An unidentified man disarmed another man wielding a knife on a bus in London on April 11 (video below).
After the knifeman was disarmed, he ran off the bus in front of shocked bus passengers. The victim stepped outside of the bus and shouted, "I’m an African, you'll never take my life!"
A witness told BBC News: "It was only when they began struggling we could see that one man was trying to wrestle the knife off the other."
According to the witness, the two passengers had argued for some time before one of them pulled the knife.
A spokesperson for London's Metropolitan Police released a statement, notes The Guardian:

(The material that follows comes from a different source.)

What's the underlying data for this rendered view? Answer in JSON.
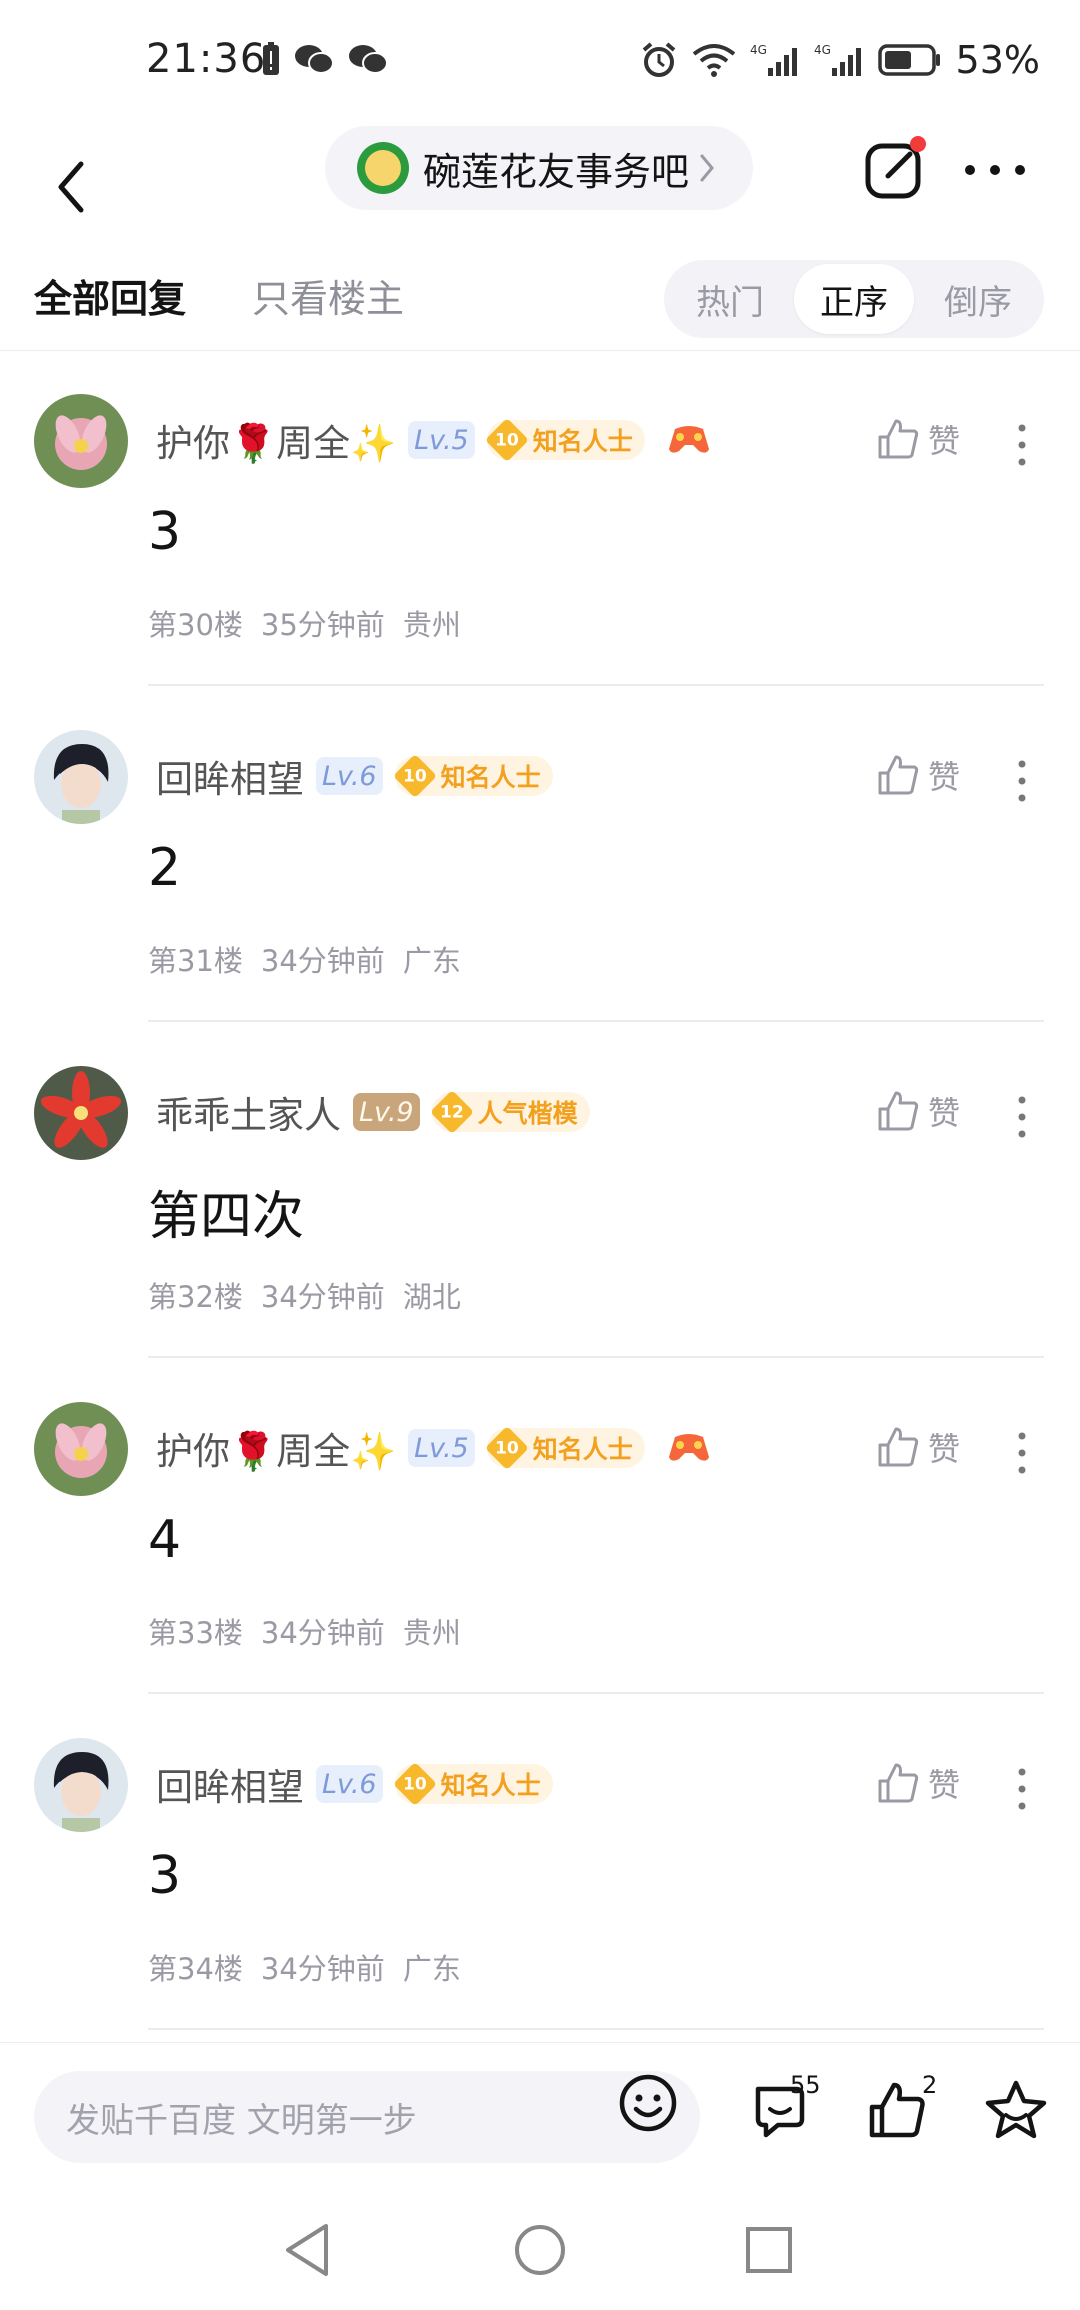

Officers and London Ambulance Service attended and found a man in his 20s with minor lacerations to his hand and head. He was taken to an East London hospital where he was treated for his injuries. He has now been discharged. There have been no arrests and inquiries continue.
The news site reports that three young men -- Abdullahi Tarabi, Syed Jamanoor Islam, and Rene Richardson -- were killed with knives in London between April 10 and 11. The attacks took place in different parts of the city, and are not believed to be related.
Scotland Yard warned on April 11 that there has been a surge in violent crime in Britain, noted The Telegraph.
According to the Metropolitan Police, there has been an increase in London knife crimes by 24 percent, and gun crimes by 42 percent over the past year.
The police warned that there has been "significant reductions in resources," but an "increased demand" on its cops to handle problems such as "child protection and mental health."
However, critics have said that the London police and other UK departments cumulatively waste millions trying and failing to prosecute politicians, journalists and celebrities.
Assistant Metropolitan Police Commissioner Martin Hewitt expressed concern on the rising crime rate:
We are concerned about the rise of gun crime and rise of knife crime offenses committed by young people and the changing nature of the offenders.
Young people carrying knives are doing so for a variety of reasons including status, criminality and self-protection, but only around a quarter are affiliated with gangs.
There is a phenomenon of people feeling that you need to carry a knife to be safe. There is a lot greater sense that "I need this to protect myself." The problem comes when you then get a confrontation.
Colin Sutton, a retired detective chief inspector, put the blame on reducing "stop and search" tactics on citizens and spending resources in the wrong areas: "The priorities seem to have gone a little bit awry in recent years. Things that do not impact the lives of the majority of people have been given too much emphasis."